Outside the Box


Sadie Ziegler, Sport Reporter

The rules of baseball and softball are very similar. One rule that stands out for both sports is stepping out of the batter’s box when making contact with the ball, specifically between home plate and the box. 

The batter, right or left handed, will be called out if he or she has one foot out of the white lines and hits the ball. This is especially hard for slappers on the left side because they are in motion when swinging their bat. This rule should be changed for slappers. 

Retired professional softball player Meredith Ramsey states, “The rule was only recently changed in the U.S. softball world but the rest of the world is still remaining under the old rule of any contact with the line is fair. First off, what’s the rule of the line when it comes to foul/in play balls? And contact with the line is fair and in play. Same rule should apply to feet on the batter box line.” 

When the ball is hit and hits the line that is past the bases, the ball is considered “in play” and fair. So why is this not the case when a batter steps on the line? It almost seems unfair for a slapper. He/she is focused on hitting the ball in the right spot while worrying about staying in the box with their steps. This thought does not even cross a right handed batter when they are hitting because they are simply in place when swinging. 

“The rule as it is now, requires the umpire to watch the pitcher, determine a ball or strike, AND watch the batter’s foot. Watching the batter’s foot and where the ball crosses the plate happens at the exact same time. If he is paying attention to the foot, he’s bound to miss some ball and strike calls,” argued Ramsey. “It’s not a reasonable expectation and makes the umpire even more involved in the game.” 

Meredith “Mo” Ramsey played professional softball in Germany . She was named an All-American player playing first base, catcher, and topping it off a strong power slapper. As a slapper for several years, Mo knows the ins and outs of hitting on the left side. 

An umpire can not focus on the ball and the batter’s feet at the same time. Slappers are targeted because of their speed and continuous foot movements. Once a slapper comes up to the plate, the umpire switches gears and focuses more than he would on a right handed batter. 

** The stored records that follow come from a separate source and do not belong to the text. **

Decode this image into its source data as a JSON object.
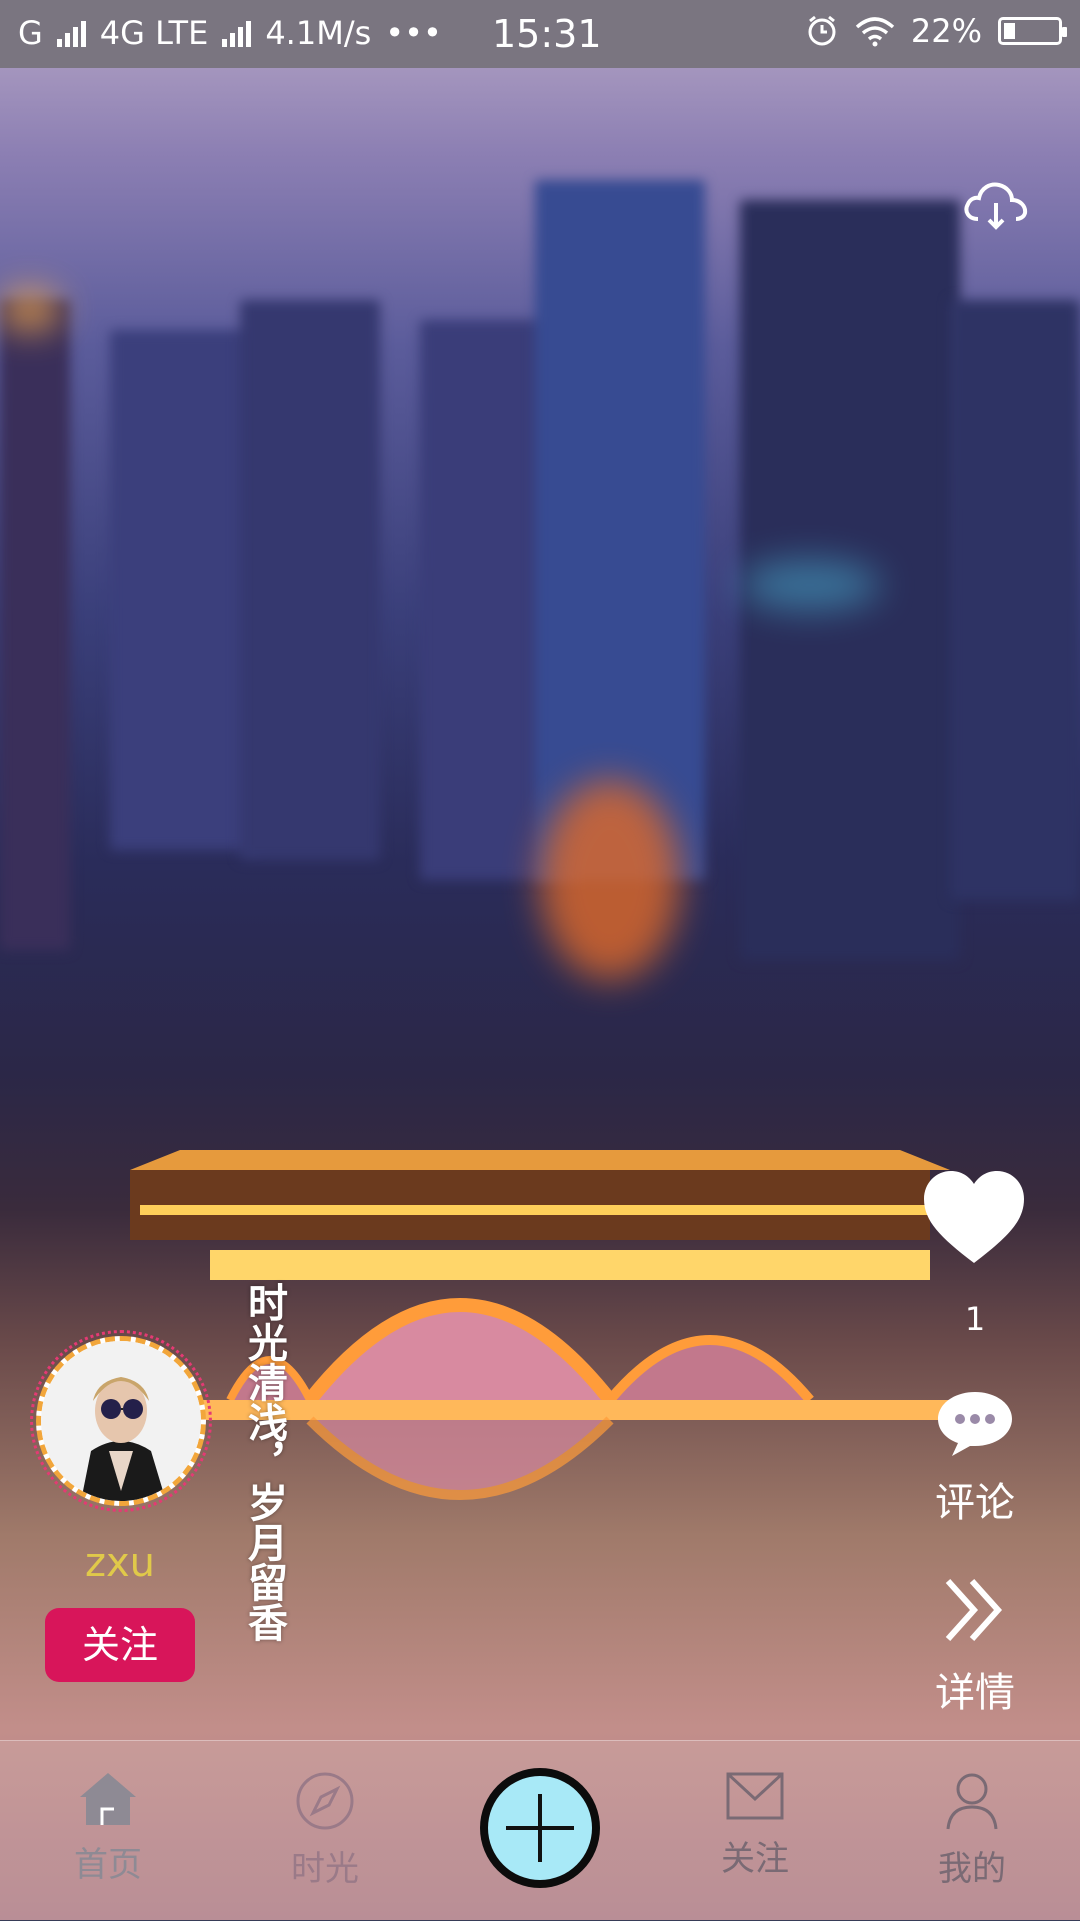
{
  "status_bar": {
    "carrier_text": "G",
    "network_text": "4G LTE",
    "speed_text": "4.1M/s",
    "dots_text": "•••",
    "time": "15:31",
    "battery_text": "22%",
    "battery_level": 0.22,
    "icons": [
      "signal-icon",
      "alarm-icon",
      "wifi-icon",
      "battery-icon"
    ]
  },
  "post": {
    "caption": "时光清浅，岁月留香",
    "like_count": "1"
  },
  "author": {
    "username": "zxu",
    "follow_label": "关注"
  },
  "actions": {
    "download_icon": "cloud-download-icon",
    "like_icon": "heart-icon",
    "comment_label": "评论",
    "comment_icon": "comment-bubble-icon",
    "detail_label": "详情",
    "detail_icon": "double-chevron-right-icon"
  },
  "nav": {
    "items": [
      {
        "label": "首页",
        "icon": "home-icon"
      },
      {
        "label": "时光",
        "icon": "compass-icon"
      },
      {
        "label": "关注",
        "icon": "mail-icon"
      },
      {
        "label": "我的",
        "icon": "user-icon"
      }
    ],
    "add_icon": "plus-icon"
  },
  "colors": {
    "follow_button": "#d8155a",
    "username": "#e0c94a",
    "add_button": "#a8e9f7"
  }
}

“I completely agree this rule should be changed,” said senior Kayelyn Rice. “As a slapper we are doing several things at once and stepping on the white line should not have to be a worry. When a ball is hit and touches the white line behind the bases, it is considered to be fair. So why can’t a batter step on the white line when hitting? This rule is not needed.” 

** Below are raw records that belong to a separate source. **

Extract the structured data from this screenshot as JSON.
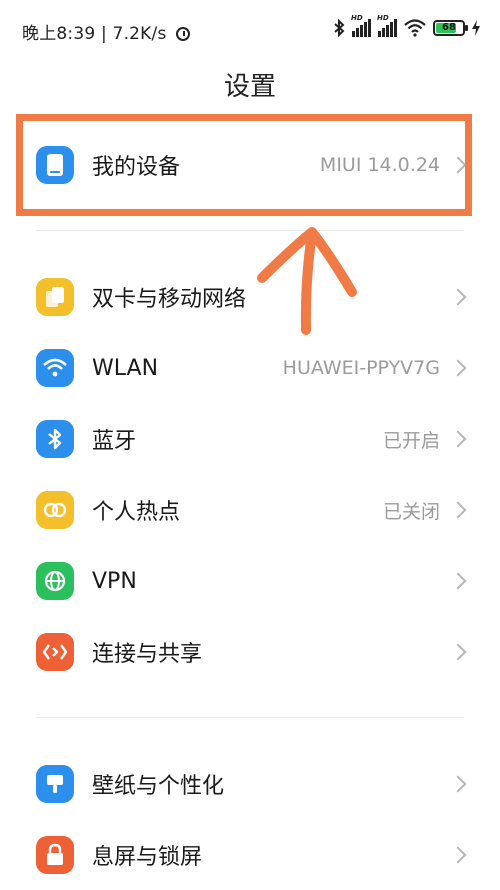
{
  "status": {
    "time_text": "晚上8:39",
    "speed_text": "7.2K/s",
    "battery_level": "68",
    "hd_label": "HD"
  },
  "title": "设置",
  "rows": [
    {
      "label": "我的设备",
      "value": "MIUI 14.0.24",
      "icon": "device-icon",
      "color": "#2c8fec"
    },
    {
      "label": "双卡与移动网络",
      "value": "",
      "icon": "sim-icon",
      "color": "#f3bf2a"
    },
    {
      "label": "WLAN",
      "value": "HUAWEI-PPYV7G",
      "icon": "wifi-icon",
      "color": "#2c8fec"
    },
    {
      "label": "蓝牙",
      "value": "已开启",
      "icon": "bluetooth-icon",
      "color": "#2c8fec"
    },
    {
      "label": "个人热点",
      "value": "已关闭",
      "icon": "hotspot-icon",
      "color": "#f3bf2a"
    },
    {
      "label": "VPN",
      "value": "",
      "icon": "globe-icon",
      "color": "#2cbf5e"
    },
    {
      "label": "连接与共享",
      "value": "",
      "icon": "share-icon",
      "color": "#ee6137"
    },
    {
      "label": "壁纸与个性化",
      "value": "",
      "icon": "brush-icon",
      "color": "#2c8fec"
    },
    {
      "label": "息屏与锁屏",
      "value": "",
      "icon": "lock-icon",
      "color": "#ee6137"
    }
  ],
  "colors": {
    "annotation": "#f07b46"
  }
}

Rice is a four year member of the Carterville varsity softball team, and has been slapping for five years. This rule is clear to be a struggle for the umpire and batter, so there is no reason for it. Some places in the world do not initiate this rule for slappers or right handed batters.